How to introduce the target vocabulary – those words you want the students to grasp, internalize, recognize, and use – for a class or unit varies. For many practitioners of CI, an average of 4 new words is recommended each day. These same 4 words are repeated in a variety of contexts over and over, not just that day, but during the following days as well. Words need to be heard in at least 17 different contexts, and at least 70 times to be learned.
With units of thematic vocabulary (about 15 words at a time) the basis of my curriculum, those lofty goals aren’t attainable at present as I’m currently teaching and using them…

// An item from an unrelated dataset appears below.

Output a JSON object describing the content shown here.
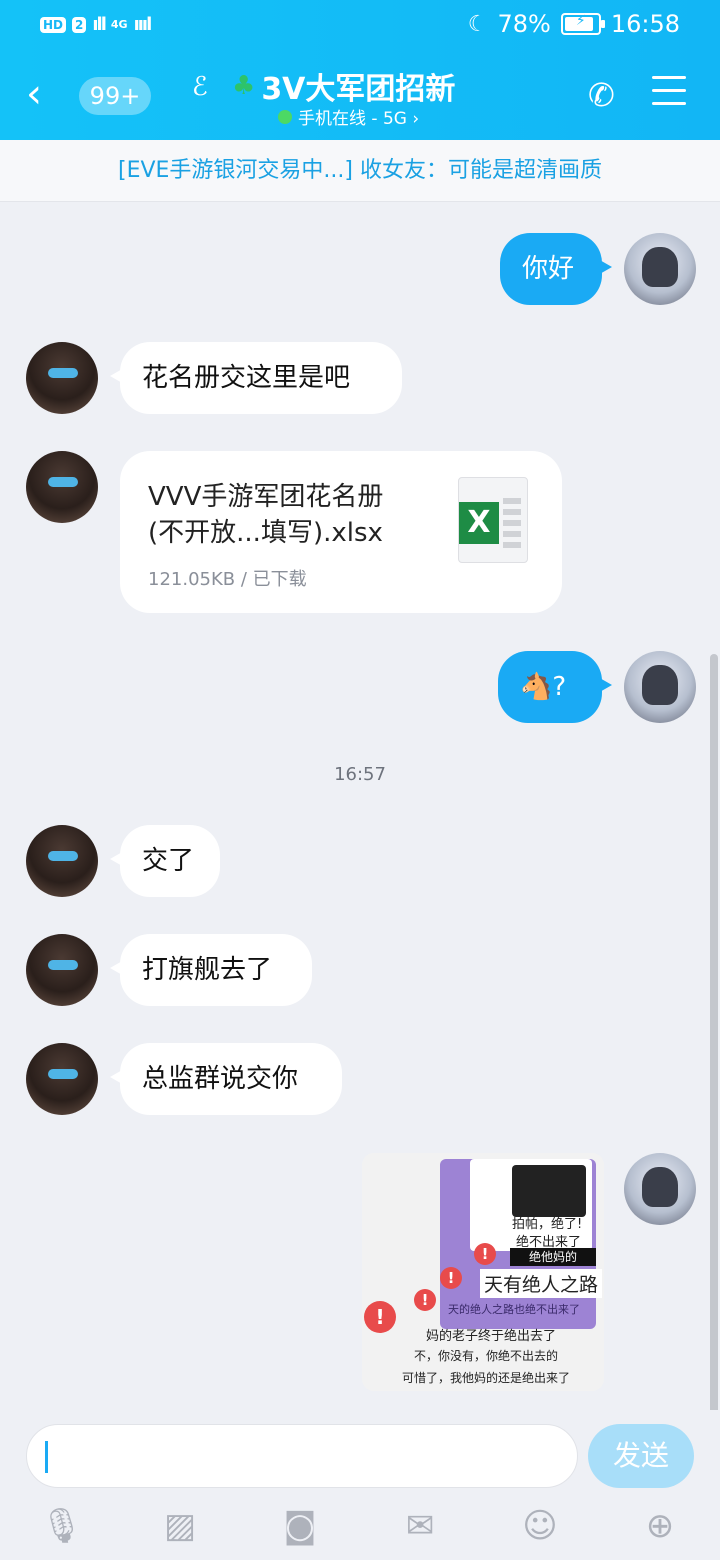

So, despite introducing more than 4 words in a single day (though mathematically I still introduce less than 4 words a day over the course of a unit), I still attempt to repeat the words as many times, in as many contexts, as I possibly can within about a 4-5 day time frame. Here’s what I do to introduce and contextualize the target vocabulary in the first two days:

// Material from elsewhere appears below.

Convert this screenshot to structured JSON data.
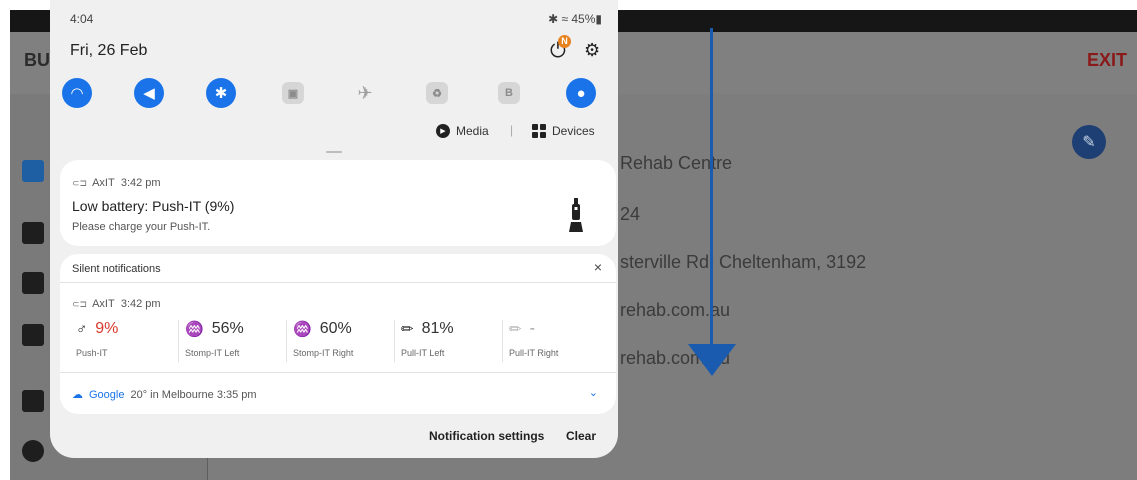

Not my ideal – I was never a flashcard fan even as a student – but, very useful to use in review games and for individual review time. Some students even like them. I use Quizlet for my flashcards. Why? Because it offers everything I want in an easy to use format. Is it the best option? Up to you.
I create my flashcards, even in Latin I, with the correct dictionary entry on the front and an image on the back. I do not give English meanings on the flashcards. Why the dictionary entry? Because even though I wait for students to ask questions about what they see before explaining it as simply as possible, I want them to see the word as they would if they were using a dictionary – which, at some point in their studies, they will end up doing. Why no English? I HATE the idea that one Latin word equals one English word. Those types of rigid definitions eventually lead to so much frustration in upper level Latin when the student just won’t accept lumen as both light and eye (poetry is the bane of those students!).
When introducing the words on flashcards, I post the Latin word on the board. We, as a class, then brainstorm possible meanings based on cognates and derivatives, even false ones. I then flip over the card to show the image and we settle on a few good meanings and some accurate cognates and derivatives. I then ask the class to identify the part of speech: noun, verb, adjective, etc. I want students to connect what they know in English (water is a thing and thus a noun) to what they’ve just learned in Latin (aqua is also a thing and still a noun).
As a follow-up later in the same class or in another class, we play Quizlet Live or any of the other review games. I like Quizlet Live because it allows students to learn from one another and teamwork is always a good skill to practice.
Gimkit is another attempt at gaming in education. It lies somewhere between Quizlet Live and Kahoot. However, unlike Quizlet, students are offered multiple choice options and teachers have more editing power to create different questions – beyond just recognition of the vocabulary word. Unlike Kahoot, Gimkit is not timed nor can students disappear from the game mid-game without the teacher knowing. Students compete individually at their own speed. Students do earn points based on accuracy. In addition, students can spend the “points” (aka fake money) on extra points per correct question and/or limitations on other students.
I like this gamification much more than Kahoot, as an alternate for Quizlet Live, because at the end of the game, I can download a report per student and as a class – correct questions vs incorrect questions, correct answers per word, etc. Also, it is super easy to use as a teacher and a student. And, best of all, you can download your Quizlet flashcards into Gimkit saving time overall.
If nothing else, this gets the students out of the classroom, up and moving, and gives me a little break. For those days when you need a little time and the class is crazy hyper-active, I love this. It does require some set-up and planning, though.
As you can see in the above image, I use English to introduce the Latin vocabulary words. The correct answer, in English, to fill in the blank is provided so that when printed, it appears on the back for students to flip over if they need help figuring out how to complete each sentence.
In the upper corner, in bold, is the Latin word for a previous blank’s answer.
As the students hunt, they complete the worksheet, excerpted above. They fill in each blank (the sentences are the same) with the correct Latin word. In the space below the sentence, the students are asked to write a new sentence with the Latin word, in Latin. I even encourage the students to combine Latin words to create a longer sentence… their first step in composition.
There are two more activities I’ve begun using recently which I absolutely love… and so do my students. I’m going to leave a longer discussion of them for later posts, but in case you want a preview, check out:
Movie or Picture Talk – https://comprehensibleclassroom.com/teacher-training/movietalk/
I need to re-think vocabulary. The more I think about it, why aren’t I introducing 4-5 words a day? Why do I need to introduce all the thematic vocabulary at one time? Those are good questions. I’ll get back with you after some serious soul-searching…